As an elementary school teacher, I use graphics as part of my daily instruction. Whether it's making overheads, designing labels for my classroom library, creating bulletin boards, or assembling PowerPoints, graphics play a huge part in the elementary school setting. But this got me thinking....am I breaking rules by using graphics for these purposes? How do I make my instruction interesting and motivating while also following copyright laws? Here's what I found out:
1) The term "graphics" ranges from posters to photographs to maps to illustrations. Many of these things get copied by classroom teachers daily, so we need to rethink what we're using. Teachers are especially prone to want to use popular characters (such as SpongeBob or Winnie-the-Pooh) to make their lessons interesting, but this is copyright infringement!
2) There are rules for copying graphics such as only 1 graphic can be published per book/article or you can only make copies of a graphic for one class. Also, teachers cannot copy more than 9 times for a class, and teachers can only copy a graphic if it is too close to the time of instruction to obtain permission.
3) Librarian's are held accountable as a "contributory infringer" (Simpson 64) if they give someone the resources needed to make copies of a document that goes against copyright laws. We need to know about this aspect of copyright violation so that we are not held accountable!
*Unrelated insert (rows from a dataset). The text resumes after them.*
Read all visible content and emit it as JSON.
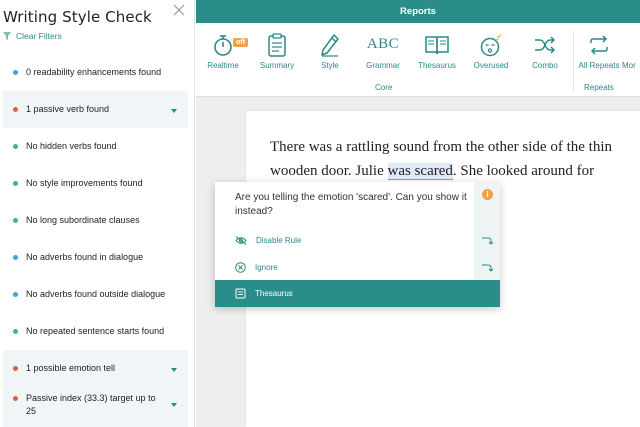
{
  "sidebar": {
    "title": "Writing Style Check",
    "clear_filters": "Clear Filters",
    "items": [
      {
        "label": "0 readability enhancements found",
        "color": "#3ba7d3",
        "expandable": false
      },
      {
        "label": "1 passive verb found",
        "color": "#e25b4a",
        "expandable": true
      },
      {
        "label": "No hidden verbs found",
        "color": "#2fb89a",
        "expandable": false
      },
      {
        "label": "No style improvements found",
        "color": "#2fb89a",
        "expandable": false
      },
      {
        "label": "No long subordinate clauses",
        "color": "#2fb89a",
        "expandable": false
      },
      {
        "label": "No adverbs found in dialogue",
        "color": "#3ba7d3",
        "expandable": false
      },
      {
        "label": "No adverbs found outside dialogue",
        "color": "#3ba7d3",
        "expandable": false
      },
      {
        "label": "No repeated sentence starts found",
        "color": "#2fb89a",
        "expandable": false
      },
      {
        "label": "1 possible emotion tell",
        "color": "#e25b4a",
        "expandable": true
      },
      {
        "label": "Passive index (33.3) target up to 25",
        "color": "#e25b4a",
        "expandable": true
      }
    ]
  },
  "header": {
    "title": "Reports"
  },
  "toolbar": {
    "tools": [
      {
        "label": "Realtime",
        "icon": "stopwatch-icon",
        "badge": "off"
      },
      {
        "label": "Summary",
        "icon": "clipboard-icon"
      },
      {
        "label": "Style",
        "icon": "pen-icon"
      },
      {
        "label": "Grammar",
        "icon": "abc-check-icon",
        "glyph": "ABC"
      },
      {
        "label": "Thesaurus",
        "icon": "book-icon"
      },
      {
        "label": "Overused",
        "icon": "sleepy-face-icon"
      },
      {
        "label": "Combo",
        "icon": "shuffle-icon"
      },
      {
        "label": "All Repeats",
        "icon": "repeat-icon"
      },
      {
        "label": "Mor",
        "icon": "more-icon"
      }
    ],
    "groups": [
      {
        "label": "Core"
      },
      {
        "label": "Repeats"
      }
    ]
  },
  "document": {
    "before": "There was a rattling sound from the other side of the thin wooden door. Julie ",
    "highlight": "was scared",
    "after": ". She looked around for another way out,"
  },
  "popup": {
    "message": "Are you telling the emotion 'scared'. Can you show it instead?",
    "info": "i",
    "actions": [
      {
        "label": "Disable Rule",
        "icon": "eye-off-icon"
      },
      {
        "label": "Ignore",
        "icon": "circle-x-icon"
      }
    ],
    "thesaurus": {
      "label": "Thesaurus",
      "icon": "book-icon"
    }
  },
  "colors": {
    "accent": "#2b8d89",
    "badge": "#f0a14a",
    "error": "#e25b4a",
    "ok": "#2fb89a",
    "info": "#3ba7d3"
  }
}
I thought this information was interesting, and something that affects our daily life as teachers. Whether it's copying a map so the students can plot the latitude and longitude, or copying a coloring page, we need to be aware of copyright infringement as it relates to graphics!
Information taken from:
Simpson, C. (2005). Computer software in schools. In Copyright for schools (pp. 63-65). Worthington, OH: Linworth.